Newroad wrote:Hi HiRiskPaul.

It's a fairly simply calculation from the existing columns I have - in effect "

=ln(a2/a1)" - so I doubt I've got that part wrong. So, perhaps the odd look is a combination of the use of Investment Trusts (with their variance from NAV) and the strange period we've gone through.

I didn't say that Investment Grade was correlated with equities - but rather, High Yield

"... if rising confidence raises equities, it's likely to have a positive effect on high yield bonds as well ..."unless you're referring to a different comment?

On a related note, the High Yield Investment Trusts once again finished OK today, though with a reversal from earlier in the day (i.e. IPE up early, CMHY and HDIV up late)

CMHY: +2.28%
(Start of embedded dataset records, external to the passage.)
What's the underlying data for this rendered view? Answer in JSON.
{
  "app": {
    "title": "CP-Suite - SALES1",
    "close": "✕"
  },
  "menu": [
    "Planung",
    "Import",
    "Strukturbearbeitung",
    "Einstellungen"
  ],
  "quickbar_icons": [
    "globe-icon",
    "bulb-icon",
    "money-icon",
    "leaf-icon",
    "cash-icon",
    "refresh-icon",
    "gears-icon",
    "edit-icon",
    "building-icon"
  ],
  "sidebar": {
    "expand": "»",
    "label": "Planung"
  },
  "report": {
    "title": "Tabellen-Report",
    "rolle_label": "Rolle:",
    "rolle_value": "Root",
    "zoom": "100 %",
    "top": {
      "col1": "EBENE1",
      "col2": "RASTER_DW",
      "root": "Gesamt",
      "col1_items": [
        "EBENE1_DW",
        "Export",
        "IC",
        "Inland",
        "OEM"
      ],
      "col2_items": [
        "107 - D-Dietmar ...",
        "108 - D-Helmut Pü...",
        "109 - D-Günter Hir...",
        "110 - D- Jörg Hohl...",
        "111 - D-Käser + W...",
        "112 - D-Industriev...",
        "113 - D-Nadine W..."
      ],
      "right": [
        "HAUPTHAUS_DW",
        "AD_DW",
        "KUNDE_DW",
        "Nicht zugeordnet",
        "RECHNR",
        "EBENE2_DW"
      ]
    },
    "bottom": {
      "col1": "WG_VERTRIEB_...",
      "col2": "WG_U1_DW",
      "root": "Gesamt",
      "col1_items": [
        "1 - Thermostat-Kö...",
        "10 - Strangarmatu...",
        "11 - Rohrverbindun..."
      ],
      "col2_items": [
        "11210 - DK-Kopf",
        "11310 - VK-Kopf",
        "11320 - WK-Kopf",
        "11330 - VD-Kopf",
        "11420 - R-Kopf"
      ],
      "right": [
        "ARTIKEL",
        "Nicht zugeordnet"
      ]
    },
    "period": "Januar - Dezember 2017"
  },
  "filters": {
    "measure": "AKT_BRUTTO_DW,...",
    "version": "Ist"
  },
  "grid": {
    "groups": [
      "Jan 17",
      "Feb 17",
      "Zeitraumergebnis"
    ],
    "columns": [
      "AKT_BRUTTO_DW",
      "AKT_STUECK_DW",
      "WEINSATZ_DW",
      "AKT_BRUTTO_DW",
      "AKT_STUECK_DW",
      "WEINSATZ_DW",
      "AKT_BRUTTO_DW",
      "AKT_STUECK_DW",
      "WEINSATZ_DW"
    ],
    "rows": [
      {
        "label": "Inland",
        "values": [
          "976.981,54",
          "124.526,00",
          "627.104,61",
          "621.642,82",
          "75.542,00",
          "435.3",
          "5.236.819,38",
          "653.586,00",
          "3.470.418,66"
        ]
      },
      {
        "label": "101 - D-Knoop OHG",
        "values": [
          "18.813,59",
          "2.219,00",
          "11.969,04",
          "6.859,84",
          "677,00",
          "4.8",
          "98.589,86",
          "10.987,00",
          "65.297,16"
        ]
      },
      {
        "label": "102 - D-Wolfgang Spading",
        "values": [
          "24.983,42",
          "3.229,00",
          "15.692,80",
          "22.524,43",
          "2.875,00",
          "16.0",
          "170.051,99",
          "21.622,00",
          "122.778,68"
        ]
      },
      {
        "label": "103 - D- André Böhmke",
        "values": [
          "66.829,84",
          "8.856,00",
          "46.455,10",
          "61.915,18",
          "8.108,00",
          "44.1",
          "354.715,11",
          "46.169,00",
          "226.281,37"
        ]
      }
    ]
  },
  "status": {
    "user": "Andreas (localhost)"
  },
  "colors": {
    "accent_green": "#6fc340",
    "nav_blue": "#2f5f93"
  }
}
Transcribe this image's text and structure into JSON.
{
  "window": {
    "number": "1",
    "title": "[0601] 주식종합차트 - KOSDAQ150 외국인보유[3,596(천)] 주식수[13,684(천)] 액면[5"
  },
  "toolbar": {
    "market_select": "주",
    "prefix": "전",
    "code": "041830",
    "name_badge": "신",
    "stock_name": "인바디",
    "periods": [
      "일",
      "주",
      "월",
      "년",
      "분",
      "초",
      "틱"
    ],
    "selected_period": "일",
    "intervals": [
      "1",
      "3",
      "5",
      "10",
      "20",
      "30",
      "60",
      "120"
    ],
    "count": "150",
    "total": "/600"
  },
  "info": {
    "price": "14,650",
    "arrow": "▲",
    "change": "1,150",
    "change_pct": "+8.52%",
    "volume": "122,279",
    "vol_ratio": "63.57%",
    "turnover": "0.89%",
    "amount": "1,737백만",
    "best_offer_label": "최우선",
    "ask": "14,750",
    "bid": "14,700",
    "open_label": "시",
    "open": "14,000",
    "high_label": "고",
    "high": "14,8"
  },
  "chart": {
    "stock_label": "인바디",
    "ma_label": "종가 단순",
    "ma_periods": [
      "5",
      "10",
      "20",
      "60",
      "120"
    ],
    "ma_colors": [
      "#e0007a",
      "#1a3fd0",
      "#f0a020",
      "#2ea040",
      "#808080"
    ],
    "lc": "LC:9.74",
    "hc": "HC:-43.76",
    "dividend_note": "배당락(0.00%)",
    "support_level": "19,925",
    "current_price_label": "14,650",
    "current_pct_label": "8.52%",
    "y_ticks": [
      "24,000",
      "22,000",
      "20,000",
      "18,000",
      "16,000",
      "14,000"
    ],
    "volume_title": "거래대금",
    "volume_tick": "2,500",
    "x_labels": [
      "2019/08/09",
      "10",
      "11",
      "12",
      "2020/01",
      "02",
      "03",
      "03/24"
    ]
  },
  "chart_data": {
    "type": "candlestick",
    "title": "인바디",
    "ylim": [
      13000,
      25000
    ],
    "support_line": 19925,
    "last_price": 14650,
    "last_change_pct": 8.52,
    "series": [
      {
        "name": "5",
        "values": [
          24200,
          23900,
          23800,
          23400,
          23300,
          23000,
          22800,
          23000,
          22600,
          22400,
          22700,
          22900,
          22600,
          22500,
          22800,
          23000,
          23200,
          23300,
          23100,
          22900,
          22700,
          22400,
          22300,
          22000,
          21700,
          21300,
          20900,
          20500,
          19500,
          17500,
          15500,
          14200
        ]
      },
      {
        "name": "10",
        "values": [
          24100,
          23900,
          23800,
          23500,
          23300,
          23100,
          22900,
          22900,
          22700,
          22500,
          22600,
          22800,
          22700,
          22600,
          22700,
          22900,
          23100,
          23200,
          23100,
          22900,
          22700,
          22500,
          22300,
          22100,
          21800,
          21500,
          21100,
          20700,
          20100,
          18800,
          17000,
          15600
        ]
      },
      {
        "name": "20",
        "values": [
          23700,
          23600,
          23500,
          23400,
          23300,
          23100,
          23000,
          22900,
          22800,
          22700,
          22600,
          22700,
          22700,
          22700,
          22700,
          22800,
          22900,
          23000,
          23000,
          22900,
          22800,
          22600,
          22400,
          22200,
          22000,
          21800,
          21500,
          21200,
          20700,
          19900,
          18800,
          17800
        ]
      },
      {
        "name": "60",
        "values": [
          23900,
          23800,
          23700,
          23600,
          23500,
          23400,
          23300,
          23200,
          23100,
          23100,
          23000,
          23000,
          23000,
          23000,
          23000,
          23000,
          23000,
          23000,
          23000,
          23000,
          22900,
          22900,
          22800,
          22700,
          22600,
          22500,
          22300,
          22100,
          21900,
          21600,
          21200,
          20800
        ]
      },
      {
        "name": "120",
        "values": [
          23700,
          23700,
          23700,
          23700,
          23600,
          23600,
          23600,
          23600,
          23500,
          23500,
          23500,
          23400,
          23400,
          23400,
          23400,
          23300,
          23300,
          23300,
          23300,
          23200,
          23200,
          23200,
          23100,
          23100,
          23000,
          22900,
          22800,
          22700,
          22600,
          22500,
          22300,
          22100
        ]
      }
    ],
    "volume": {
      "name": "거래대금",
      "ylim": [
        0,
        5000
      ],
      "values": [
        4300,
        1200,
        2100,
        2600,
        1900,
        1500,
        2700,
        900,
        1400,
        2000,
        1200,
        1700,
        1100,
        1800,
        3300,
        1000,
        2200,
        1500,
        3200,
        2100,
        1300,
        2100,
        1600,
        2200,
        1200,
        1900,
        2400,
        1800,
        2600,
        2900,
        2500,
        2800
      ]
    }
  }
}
HDIV: +0.87%

IPE: -0.41%

Regards, Newroad

PS Just noticed this article: "

US corporate bonds grow more susceptible to sudden rise in rates -

https://www.ft.com/content/85be899b-9b2d-449b-baa6-c93f5e529ec2

Just to make sure I understand what you are doing, if a1, a2, a3,..aN etc. contain prices for asset A, b1, b2, b3,..bN for asset B. In C2 to C(N) calculate ln(a2/a1), ln(a3/a2),..ln(a(N)/a(N-1)) and in D2 to D(N) calculate ln(b2/b1), ln(b3/b2),..ln(b(N)/b(N-1)). Then CORREL(C2:C(N),D2:D(N)).

Essentially the higher the credit risk of a portfolio of bonds, the higher the correlation with equities and lower the correlation with government bonds. But, as you can see in my comparison between the correlations for 2016/2021 and 2016/2020, when the stock market gets a shock the correlation between equities and investment grade corporate bonds surges upwards. In other words, investment grade does not give anywhere near the protection that might be expected if you just look at correlations in more sedate periods.